─── Given entries

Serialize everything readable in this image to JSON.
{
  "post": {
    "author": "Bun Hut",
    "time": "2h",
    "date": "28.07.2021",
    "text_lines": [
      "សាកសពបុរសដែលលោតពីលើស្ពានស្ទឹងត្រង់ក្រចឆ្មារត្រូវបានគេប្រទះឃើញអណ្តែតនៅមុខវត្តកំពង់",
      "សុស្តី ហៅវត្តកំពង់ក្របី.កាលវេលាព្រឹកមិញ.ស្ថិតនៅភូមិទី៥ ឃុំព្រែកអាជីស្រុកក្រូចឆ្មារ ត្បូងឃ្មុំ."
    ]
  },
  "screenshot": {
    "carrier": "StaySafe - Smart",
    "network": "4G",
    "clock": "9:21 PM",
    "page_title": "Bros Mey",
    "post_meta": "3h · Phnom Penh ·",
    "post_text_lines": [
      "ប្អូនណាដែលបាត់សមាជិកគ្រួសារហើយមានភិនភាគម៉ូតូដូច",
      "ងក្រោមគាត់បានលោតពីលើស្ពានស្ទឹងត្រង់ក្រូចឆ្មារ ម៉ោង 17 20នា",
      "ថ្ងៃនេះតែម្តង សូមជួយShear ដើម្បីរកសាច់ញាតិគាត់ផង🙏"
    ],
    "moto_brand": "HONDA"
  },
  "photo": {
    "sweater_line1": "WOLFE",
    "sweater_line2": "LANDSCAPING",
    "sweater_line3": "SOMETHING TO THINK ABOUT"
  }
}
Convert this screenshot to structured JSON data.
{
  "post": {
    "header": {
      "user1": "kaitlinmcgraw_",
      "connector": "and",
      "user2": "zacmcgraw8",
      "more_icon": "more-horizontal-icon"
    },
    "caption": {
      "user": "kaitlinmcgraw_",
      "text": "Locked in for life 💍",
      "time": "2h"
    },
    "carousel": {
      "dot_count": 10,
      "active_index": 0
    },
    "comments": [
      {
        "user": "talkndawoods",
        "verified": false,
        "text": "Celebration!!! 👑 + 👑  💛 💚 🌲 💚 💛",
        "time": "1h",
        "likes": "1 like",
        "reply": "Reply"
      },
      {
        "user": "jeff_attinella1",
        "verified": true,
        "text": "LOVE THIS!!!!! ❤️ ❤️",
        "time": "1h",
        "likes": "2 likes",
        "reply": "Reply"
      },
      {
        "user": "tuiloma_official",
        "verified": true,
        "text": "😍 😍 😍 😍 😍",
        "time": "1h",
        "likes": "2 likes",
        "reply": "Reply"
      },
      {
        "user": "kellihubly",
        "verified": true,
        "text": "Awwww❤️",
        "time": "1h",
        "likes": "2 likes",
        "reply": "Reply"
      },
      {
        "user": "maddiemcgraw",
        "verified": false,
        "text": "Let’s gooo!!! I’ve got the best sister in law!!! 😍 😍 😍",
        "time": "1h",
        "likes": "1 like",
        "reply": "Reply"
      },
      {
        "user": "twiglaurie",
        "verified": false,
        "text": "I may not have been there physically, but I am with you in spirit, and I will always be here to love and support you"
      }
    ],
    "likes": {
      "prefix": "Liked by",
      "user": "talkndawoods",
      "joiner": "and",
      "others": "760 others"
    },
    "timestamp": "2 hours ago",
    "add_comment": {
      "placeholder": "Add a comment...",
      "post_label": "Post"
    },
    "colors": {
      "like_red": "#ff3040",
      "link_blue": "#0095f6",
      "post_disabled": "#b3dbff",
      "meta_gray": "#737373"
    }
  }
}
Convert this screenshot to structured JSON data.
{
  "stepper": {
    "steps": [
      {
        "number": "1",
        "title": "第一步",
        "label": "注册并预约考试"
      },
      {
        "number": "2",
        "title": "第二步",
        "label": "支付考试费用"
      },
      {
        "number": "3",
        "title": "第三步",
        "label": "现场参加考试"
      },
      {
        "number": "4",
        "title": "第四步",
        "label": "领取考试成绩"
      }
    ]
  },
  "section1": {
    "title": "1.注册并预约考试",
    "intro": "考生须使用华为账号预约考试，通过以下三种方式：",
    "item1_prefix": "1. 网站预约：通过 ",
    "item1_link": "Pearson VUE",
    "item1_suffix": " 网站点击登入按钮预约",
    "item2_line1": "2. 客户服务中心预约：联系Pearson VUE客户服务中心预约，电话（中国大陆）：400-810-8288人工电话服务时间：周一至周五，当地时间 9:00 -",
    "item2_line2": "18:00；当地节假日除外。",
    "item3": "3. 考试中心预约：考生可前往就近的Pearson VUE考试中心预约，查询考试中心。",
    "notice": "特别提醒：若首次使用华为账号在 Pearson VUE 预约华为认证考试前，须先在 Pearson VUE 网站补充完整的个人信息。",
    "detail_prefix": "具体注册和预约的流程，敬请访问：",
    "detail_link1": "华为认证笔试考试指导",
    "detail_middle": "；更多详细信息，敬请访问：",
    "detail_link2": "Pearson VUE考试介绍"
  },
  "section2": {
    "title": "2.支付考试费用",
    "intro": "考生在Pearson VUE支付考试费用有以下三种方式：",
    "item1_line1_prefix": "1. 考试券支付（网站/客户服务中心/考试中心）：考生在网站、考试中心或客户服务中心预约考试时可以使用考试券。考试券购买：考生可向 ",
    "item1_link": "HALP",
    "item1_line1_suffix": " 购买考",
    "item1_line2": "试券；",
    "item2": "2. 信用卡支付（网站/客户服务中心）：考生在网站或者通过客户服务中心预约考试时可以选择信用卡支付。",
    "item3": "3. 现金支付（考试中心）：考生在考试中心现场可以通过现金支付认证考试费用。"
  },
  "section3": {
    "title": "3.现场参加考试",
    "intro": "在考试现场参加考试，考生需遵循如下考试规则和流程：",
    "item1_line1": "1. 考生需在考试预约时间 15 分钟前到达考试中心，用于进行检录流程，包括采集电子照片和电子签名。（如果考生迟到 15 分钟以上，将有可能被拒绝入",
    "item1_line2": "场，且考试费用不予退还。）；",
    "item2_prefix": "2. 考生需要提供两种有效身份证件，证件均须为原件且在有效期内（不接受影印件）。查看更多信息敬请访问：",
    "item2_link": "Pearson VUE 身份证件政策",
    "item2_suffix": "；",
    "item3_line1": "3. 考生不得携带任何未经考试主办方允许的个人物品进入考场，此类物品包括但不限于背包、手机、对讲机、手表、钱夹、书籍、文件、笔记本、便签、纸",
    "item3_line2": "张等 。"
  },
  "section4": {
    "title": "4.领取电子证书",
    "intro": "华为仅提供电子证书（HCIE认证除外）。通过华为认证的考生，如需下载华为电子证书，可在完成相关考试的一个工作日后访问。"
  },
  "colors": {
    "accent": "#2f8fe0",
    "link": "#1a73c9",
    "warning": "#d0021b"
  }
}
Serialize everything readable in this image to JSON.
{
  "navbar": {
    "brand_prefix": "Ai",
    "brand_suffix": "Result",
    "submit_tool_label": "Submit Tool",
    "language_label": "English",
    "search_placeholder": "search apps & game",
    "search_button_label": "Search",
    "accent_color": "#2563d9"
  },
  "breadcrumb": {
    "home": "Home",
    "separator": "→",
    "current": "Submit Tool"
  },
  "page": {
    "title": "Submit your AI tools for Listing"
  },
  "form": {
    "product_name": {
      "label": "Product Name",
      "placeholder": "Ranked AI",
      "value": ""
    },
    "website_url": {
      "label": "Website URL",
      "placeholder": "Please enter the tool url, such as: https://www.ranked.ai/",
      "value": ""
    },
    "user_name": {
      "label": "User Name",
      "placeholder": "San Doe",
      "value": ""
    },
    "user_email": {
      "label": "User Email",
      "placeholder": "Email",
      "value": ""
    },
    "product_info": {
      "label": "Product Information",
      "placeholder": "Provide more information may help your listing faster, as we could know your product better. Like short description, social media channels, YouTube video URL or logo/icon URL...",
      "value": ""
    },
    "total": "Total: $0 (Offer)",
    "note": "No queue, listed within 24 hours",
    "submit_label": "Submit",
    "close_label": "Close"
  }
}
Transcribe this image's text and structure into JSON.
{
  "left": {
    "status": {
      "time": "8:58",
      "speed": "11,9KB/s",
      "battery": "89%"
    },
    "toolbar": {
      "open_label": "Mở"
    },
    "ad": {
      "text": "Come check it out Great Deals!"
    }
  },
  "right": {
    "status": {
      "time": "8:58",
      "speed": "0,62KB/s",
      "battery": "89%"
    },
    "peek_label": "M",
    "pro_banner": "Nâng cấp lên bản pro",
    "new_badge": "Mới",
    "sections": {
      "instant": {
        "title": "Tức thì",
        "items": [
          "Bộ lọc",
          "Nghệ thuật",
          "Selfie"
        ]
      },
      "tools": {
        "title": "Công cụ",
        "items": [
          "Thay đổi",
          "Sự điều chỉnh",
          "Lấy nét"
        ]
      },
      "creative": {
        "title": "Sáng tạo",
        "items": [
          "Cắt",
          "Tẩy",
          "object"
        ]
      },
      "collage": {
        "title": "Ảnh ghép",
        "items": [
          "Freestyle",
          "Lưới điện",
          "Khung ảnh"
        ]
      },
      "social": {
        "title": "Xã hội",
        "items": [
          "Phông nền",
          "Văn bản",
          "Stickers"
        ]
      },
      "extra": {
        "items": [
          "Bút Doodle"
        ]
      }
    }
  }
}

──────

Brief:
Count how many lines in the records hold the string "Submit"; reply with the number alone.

Exercise response:
4